“The longer term outlook is for prices of cattle to continue increasing as there is an expectation of a bull market the next two to three years,” Griffith says. “However, the higher cattle price expectation in 2022 may not be able to overcome higher input costs for feed, fuel and fertilizer. Producers are encouraged to begin evaluating alternative production plans to reduce the dependency on these three inputs as prices are expected to remain elevated through the spring and potentially longer.”
Wholesale beef values show signs of reaching a seasonal peak sooner than normal, but robust international demand for U.S. beef continues to strengthen the price floor.
Choice boxed beef cutout value was 38¢ lower Thursday afternoon at $285.14/cwt. Select was 67¢ higher at $267.29. Week to week, Choice was $5.24 lower. Select was $2.01 higher.
“Despite the wholesale price of beef remaining elevated, international markets continue to be a vacuum for the high-quality beef and beef products being produced in the United States. The fact beef continues to move at a strong pace to international customers is a good indicator that demand remains strong for beef,” Griffith says. “There are sure to be some market analysts who will raise concerns about export demand slowing, which is always a possibility with customers like China. However, Japan and South Korea continue to lead the way as the top destinations with China being a solid third place followed by Mexico and Canada.”
Year-to-date U.S. beef exports remained on a record pace through September.
Major U.S. financial indices closed higher Friday, bouncing back from pressure earlier in the week from the stoutest inflation in three decades.
The Dow Jones Industrial Average closed 179 points higher. The S&P 500 closed 33 points higher.
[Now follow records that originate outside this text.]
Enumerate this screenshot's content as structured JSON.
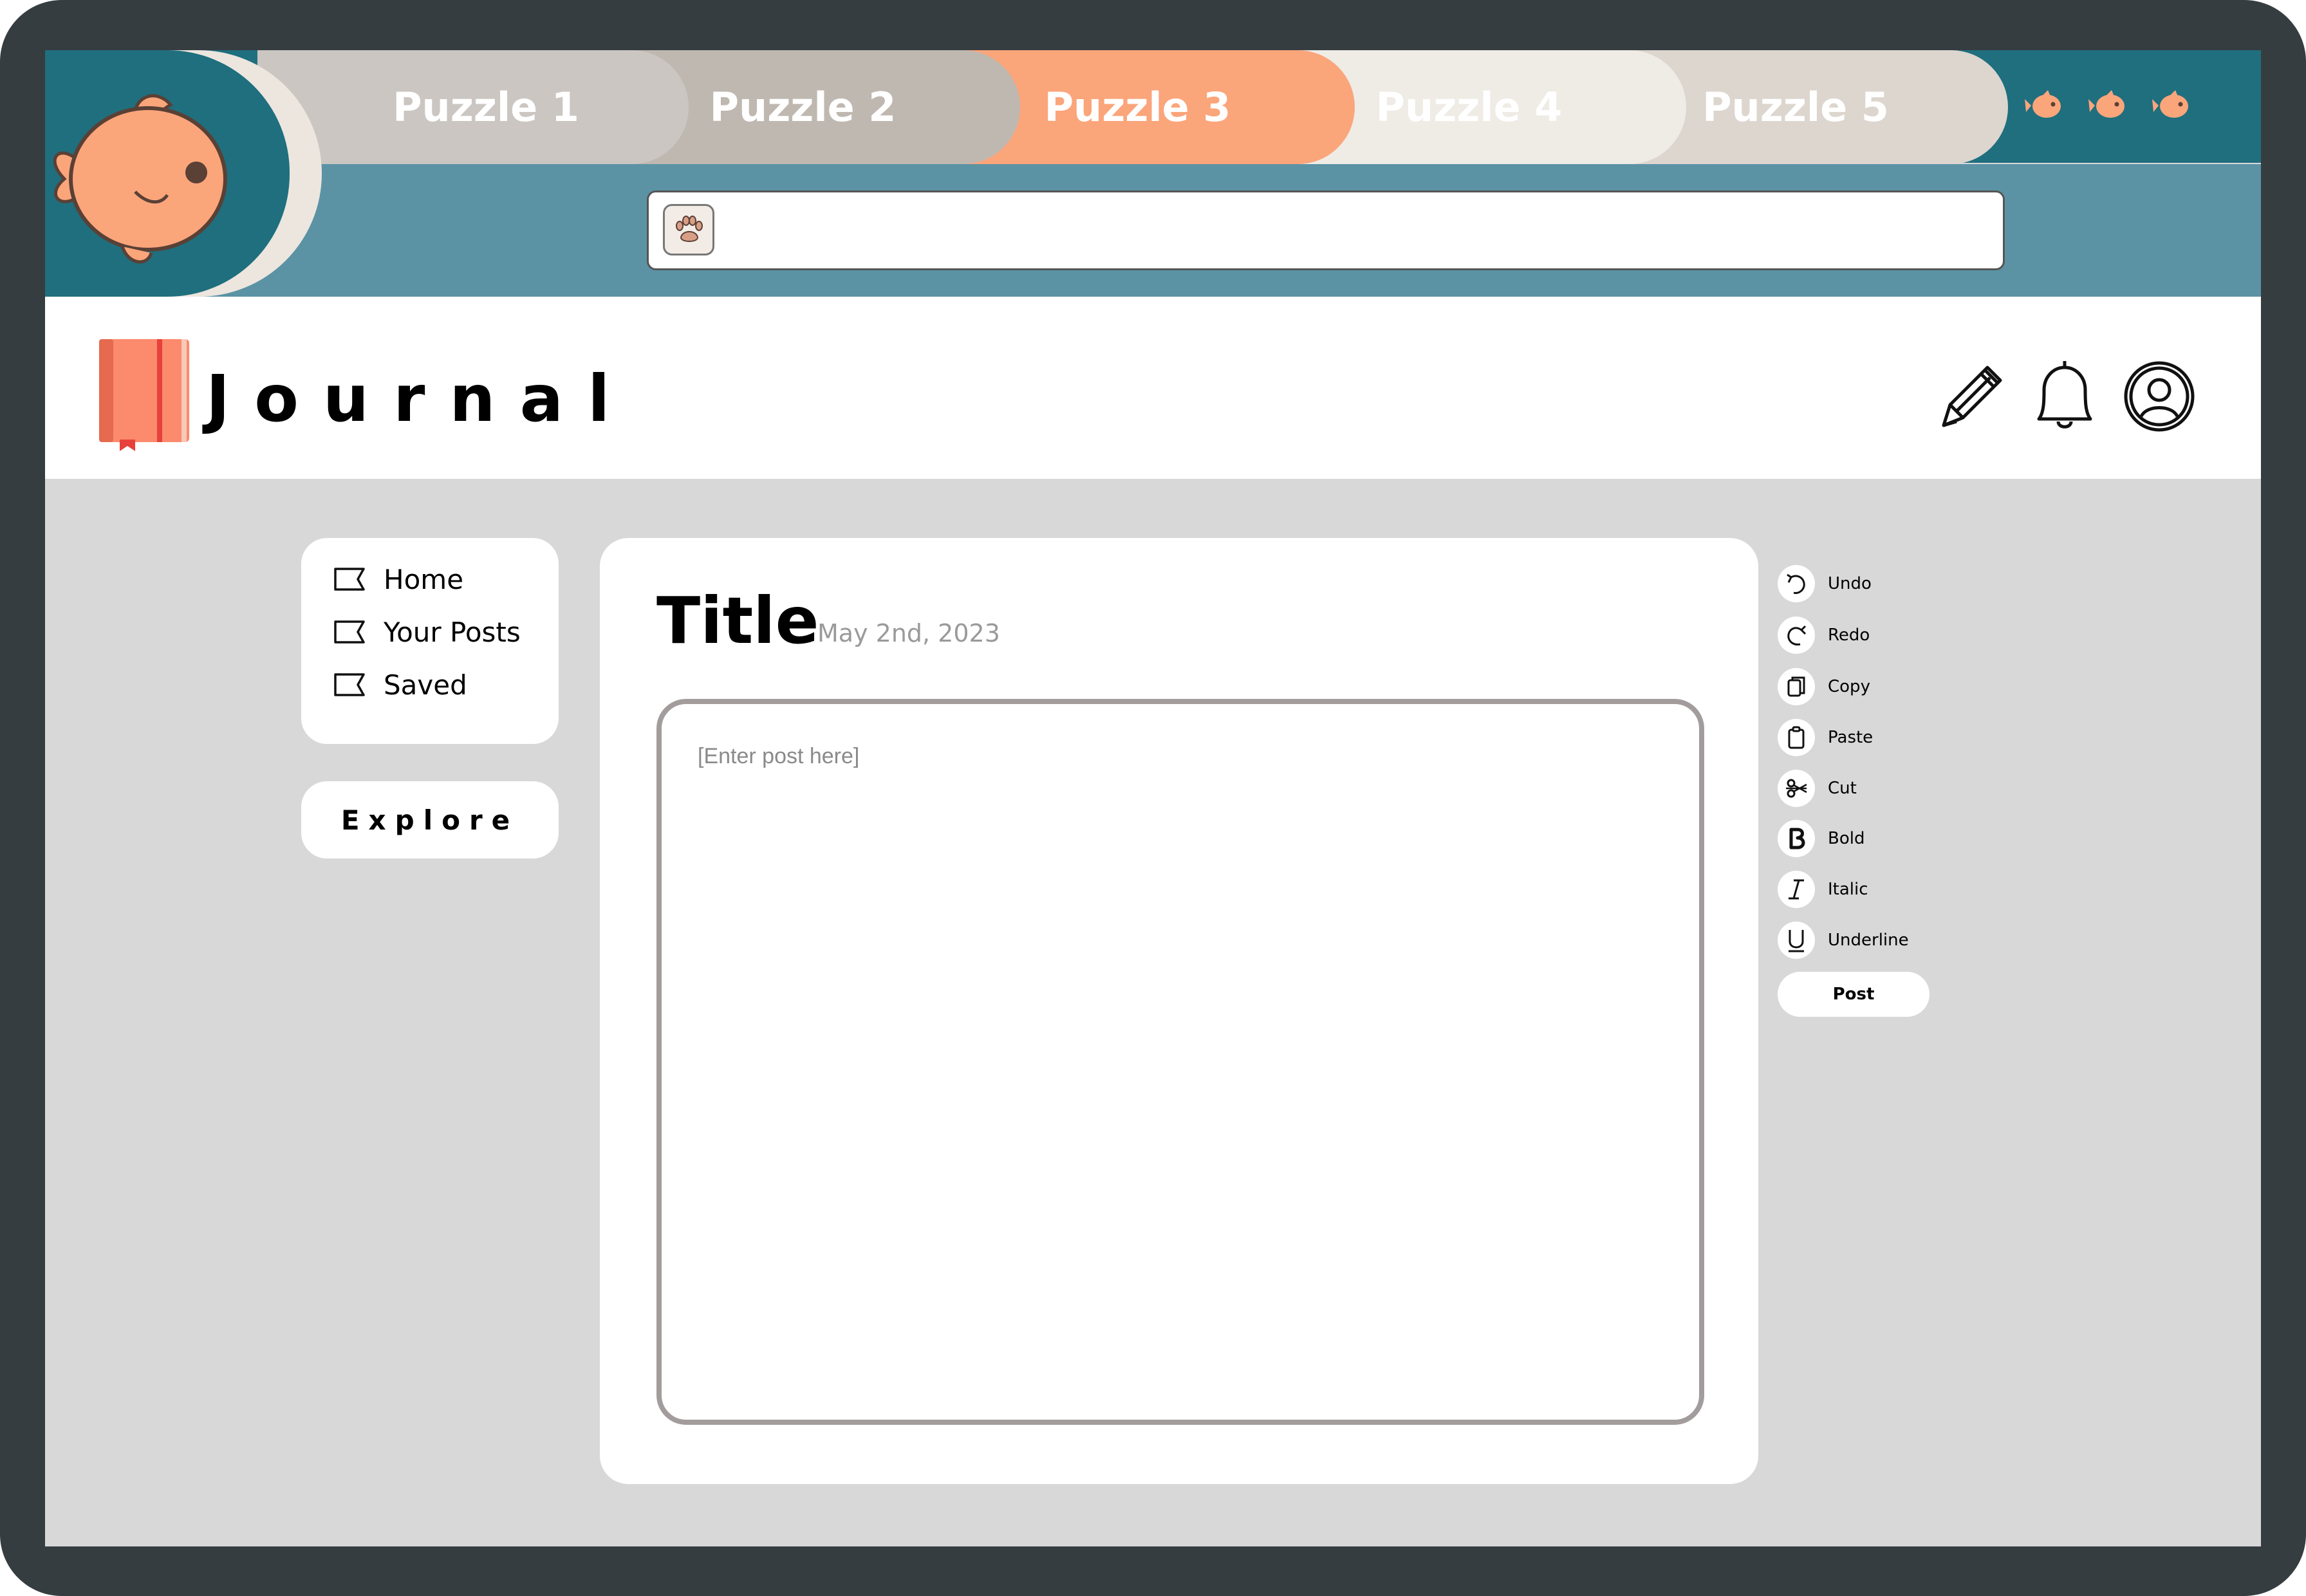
{
  "tabs": [
    {
      "label": "Puzzle 1"
    },
    {
      "label": "Puzzle 2"
    },
    {
      "label": "Puzzle 3",
      "active": true
    },
    {
      "label": "Puzzle 4"
    },
    {
      "label": "Puzzle 5"
    }
  ],
  "window_controls": [
    "fish-icon",
    "fish-icon",
    "fish-icon"
  ],
  "address_bar": {
    "value": "",
    "button_icon": "paw-icon"
  },
  "app": {
    "title": "Journal",
    "logo_icon": "book-icon"
  },
  "header_icons": [
    "pencil-icon",
    "bell-icon",
    "profile-icon"
  ],
  "nav": {
    "items": [
      {
        "label": "Home"
      },
      {
        "label": "Your Posts"
      },
      {
        "label": "Saved"
      }
    ],
    "explore_label": "Explore"
  },
  "editor": {
    "title": "Title",
    "date": "May 2nd, 2023",
    "placeholder": "[Enter post here]"
  },
  "toolbar": {
    "items": [
      {
        "label": "Undo",
        "icon": "undo-icon"
      },
      {
        "label": "Redo",
        "icon": "redo-icon"
      },
      {
        "label": "Copy",
        "icon": "copy-icon"
      },
      {
        "label": "Paste",
        "icon": "paste-icon"
      },
      {
        "label": "Cut",
        "icon": "scissors-icon"
      },
      {
        "label": "Bold",
        "icon": "bold-icon"
      },
      {
        "label": "Italic",
        "icon": "italic-icon"
      },
      {
        "label": "Underline",
        "icon": "underline-icon"
      }
    ],
    "post_label": "Post"
  },
  "colors": {
    "frame": "#363d41",
    "tabbar": "#1f6f7e",
    "address_bar": "#5b93a5",
    "accent": "#fba57b",
    "content_bg": "#d8d8d8"
  }
}
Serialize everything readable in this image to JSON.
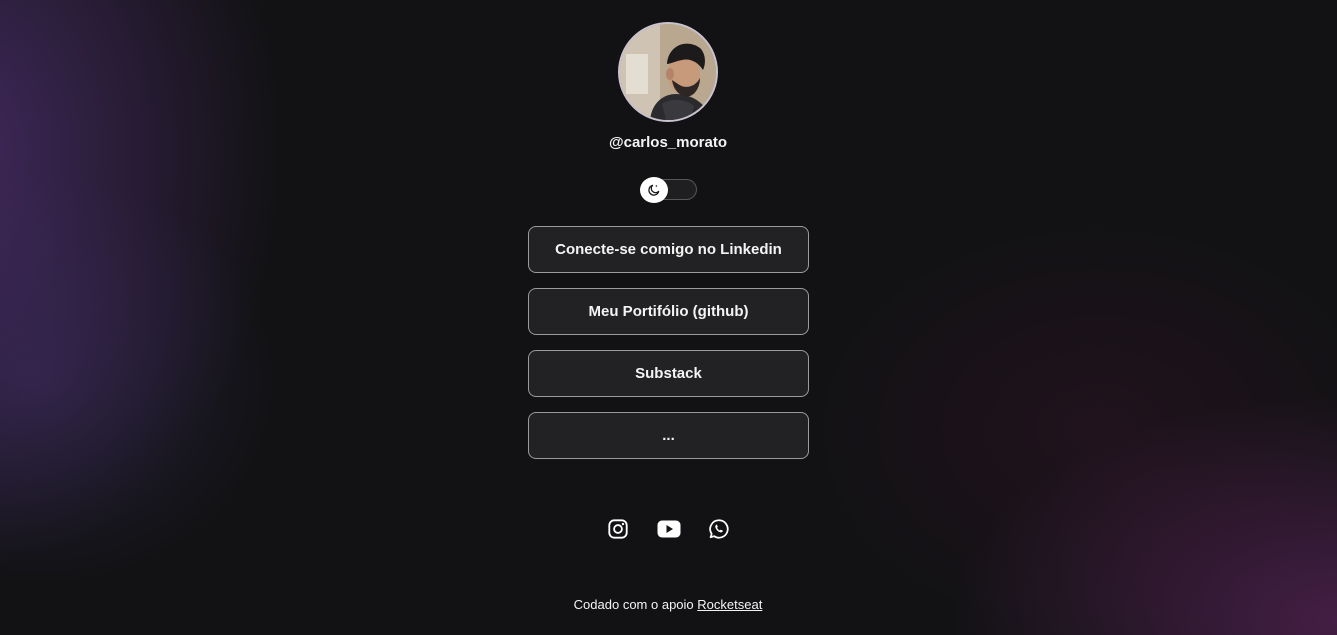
{
  "profile": {
    "username": "@carlos_morato",
    "avatar_icon": "profile-photo"
  },
  "theme_switch": {
    "icon": "moon-icon",
    "state": "dark"
  },
  "links": [
    {
      "label": "Conecte-se comigo no Linkedin"
    },
    {
      "label": "Meu Portifólio (github)"
    },
    {
      "label": "Substack"
    },
    {
      "label": "..."
    }
  ],
  "socials": [
    {
      "icon": "instagram-icon"
    },
    {
      "icon": "youtube-icon"
    },
    {
      "icon": "whatsapp-icon"
    }
  ],
  "footer": {
    "text": "Codado com o apoio",
    "link_label": "Rocketseat"
  },
  "colors": {
    "text": "#f4f4f5",
    "background": "#121214",
    "accent_purple": "#60378c"
  }
}
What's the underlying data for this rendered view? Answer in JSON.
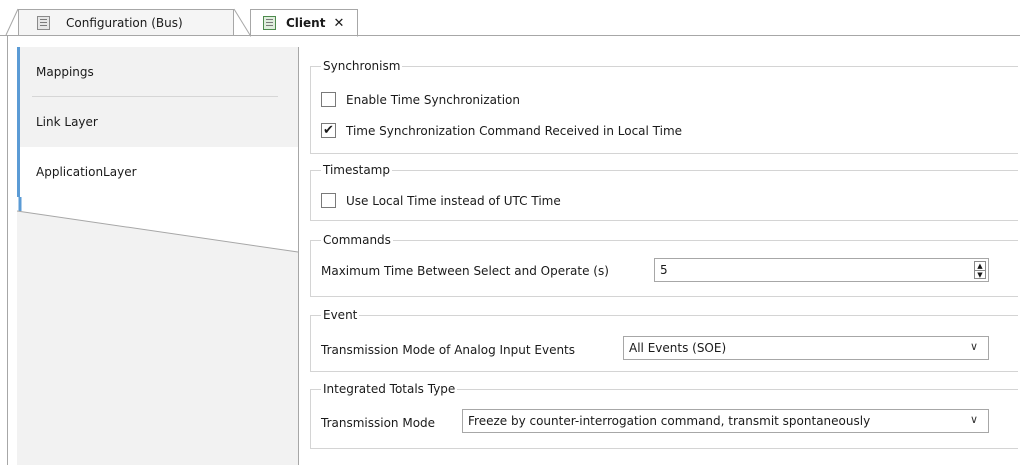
{
  "tabs": [
    {
      "label": "Configuration (Bus)",
      "icon": "bus-config-icon"
    },
    {
      "label": "Client",
      "icon": "client-device-icon",
      "close": "✕"
    }
  ],
  "nav": {
    "items": [
      {
        "label": "Mappings"
      },
      {
        "label": "Link Layer"
      },
      {
        "label": "ApplicationLayer"
      }
    ],
    "accent": "#5b9bd5"
  },
  "synchronism": {
    "legend": "Synchronism",
    "enable_time_sync": {
      "label": "Enable Time Synchronization",
      "checked": false
    },
    "local_time_cmd": {
      "label": "Time Synchronization Command Received in Local Time",
      "checked": true
    }
  },
  "timestamp": {
    "legend": "Timestamp",
    "use_local_time": {
      "label": "Use Local Time instead of UTC Time",
      "checked": false
    }
  },
  "commands": {
    "legend": "Commands",
    "max_time_label": "Maximum Time Between Select and Operate (s)",
    "max_time_value": "5"
  },
  "event": {
    "legend": "Event",
    "mode_label": "Transmission Mode of Analog Input Events",
    "mode_value": "All Events (SOE)"
  },
  "integrated_totals": {
    "legend": "Integrated Totals Type",
    "mode_label": "Transmission Mode",
    "mode_value": "Freeze by counter-interrogation command, transmit spontaneously"
  }
}
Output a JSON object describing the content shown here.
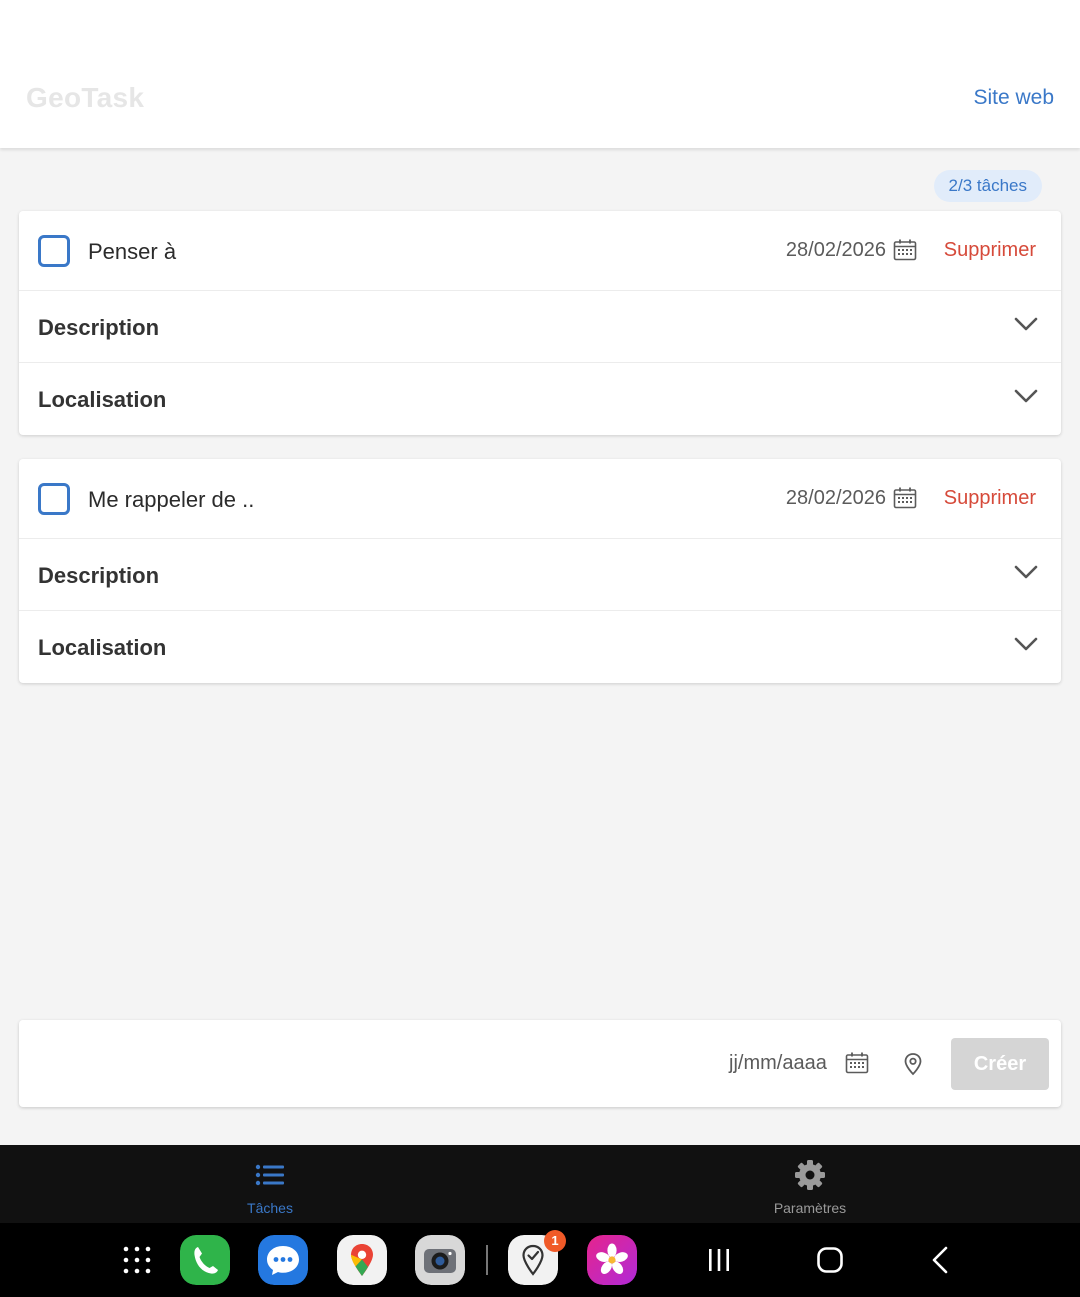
{
  "header": {
    "app_title": "GeoTask",
    "site_link": "Site web"
  },
  "counter": "2/3 tâches",
  "tasks": [
    {
      "title": "Penser à",
      "date": "28/02/2026",
      "delete_label": "Supprimer",
      "sections": [
        "Description",
        "Localisation"
      ]
    },
    {
      "title": "Me rappeler de ..",
      "date": "28/02/2026",
      "delete_label": "Supprimer",
      "sections": [
        "Description",
        "Localisation"
      ]
    }
  ],
  "create_bar": {
    "input_value": "",
    "date_placeholder": "jj/mm/aaaa",
    "create_label": "Créer"
  },
  "bottom_nav": {
    "tasks_label": "Tâches",
    "settings_label": "Paramètres"
  },
  "dock": {
    "notification_badge": "1"
  },
  "colors": {
    "accent": "#3a78c8",
    "danger": "#d64a3a",
    "disabled_button": "#d5d5d5"
  }
}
The NASDAQ was up 156 points.
On Friday, the National Cattlemen’s Beef Association (NCBA) called on Agriculture Secretary Tom Vilsack to immediately suspend all imports of fresh beef from Brazil to the United States.
In the letter to USDA, NCBA asked for a suspension until the agency conducts a thorough risk assessment and review of the processes that Brazil’s Ministry of Agriculture, Livestock, and Food Supply (MAPA) uses to detect disease and other threats to consumers. NCBA also urged USDA to review Brazil’s veterinary diagnostic laboratory system.
The U.S. and Brazil share “Negligible Risk” status for bovine spongiform encephalopathy (BSE) with the World Organization for Animal Health (OIE). However, according to NCBA, reports published by OIE indicate Brazil took more than eight weeks to report two confirmed cases of atypical BSE in September. The OIE requires countries to report within 24 hours for any animal disease event that could be of international concern for public health emergencies.
“It’s time to keep Brazilian fresh beef out of this country until USDA can confirm that Brazil meets the same consumer and food safety standards that we apply to all our trade partners,” says Ethan Lane, NCBA Vice President of Government Affairs.
“NCBA has long expressed concerns about Brazil’s history of failing to report atypical BSE cases in a timely manner, a pattern that stretches back as far as 2012. Their poor track record and lack of transparency raises serious doubts about Brazil’s ability to produce cattle and beef at an equivalent level of safety as American producers. If they cannot meet that bar, their product has no place here,” Lane says.